TASK OBJECTIVE
The records that follow must be reproduced in full, exactly as written.

*** AVAILABLE DATA

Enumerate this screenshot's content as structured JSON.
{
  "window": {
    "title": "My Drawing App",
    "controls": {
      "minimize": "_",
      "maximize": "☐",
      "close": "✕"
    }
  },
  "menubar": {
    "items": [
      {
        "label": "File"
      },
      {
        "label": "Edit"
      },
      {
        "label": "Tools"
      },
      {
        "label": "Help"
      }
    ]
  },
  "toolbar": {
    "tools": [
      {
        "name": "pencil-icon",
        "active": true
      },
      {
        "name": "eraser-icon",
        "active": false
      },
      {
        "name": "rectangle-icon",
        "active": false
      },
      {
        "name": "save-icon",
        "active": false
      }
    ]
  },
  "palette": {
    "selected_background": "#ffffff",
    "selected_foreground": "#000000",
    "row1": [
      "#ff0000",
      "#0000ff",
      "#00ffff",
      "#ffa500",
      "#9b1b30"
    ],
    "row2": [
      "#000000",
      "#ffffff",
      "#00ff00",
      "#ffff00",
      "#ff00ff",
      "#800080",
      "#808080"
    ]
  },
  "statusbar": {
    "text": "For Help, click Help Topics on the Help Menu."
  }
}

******

RESPONSE TO THIS EXERCISE
Enumerate this screenshot's content as structured JSON.
{
  "window": {
    "title": "My Drawing App",
    "controls": {
      "minimize": "_",
      "maximize": "☐",
      "close": "✕"
    }
  },
  "menubar": {
    "items": [
      {
        "label": "File"
      },
      {
        "label": "Edit"
      },
      {
        "label": "Tools"
      },
      {
        "label": "Help"
      }
    ]
  },
  "toolbar": {
    "tools": [
      {
        "name": "pencil-icon",
        "active": true
      },
      {
        "name": "eraser-icon",
        "active": false
      },
      {
        "name": "rectangle-icon",
        "active": false
      },
      {
        "name": "save-icon",
        "active": false
      }
    ]
  },
  "palette": {
    "selected_background": "#ffffff",
    "selected_foreground": "#000000",
    "row1": [
      "#ff0000",
      "#0000ff",
      "#00ffff",
      "#ffa500",
      "#9b1b30"
    ],
    "row2": [
      "#000000",
      "#ffffff",
      "#00ff00",
      "#ffff00",
      "#ff00ff",
      "#800080",
      "#808080"
    ]
  },
  "statusbar": {
    "text": "For Help, click Help Topics on the Help Menu."
  }
}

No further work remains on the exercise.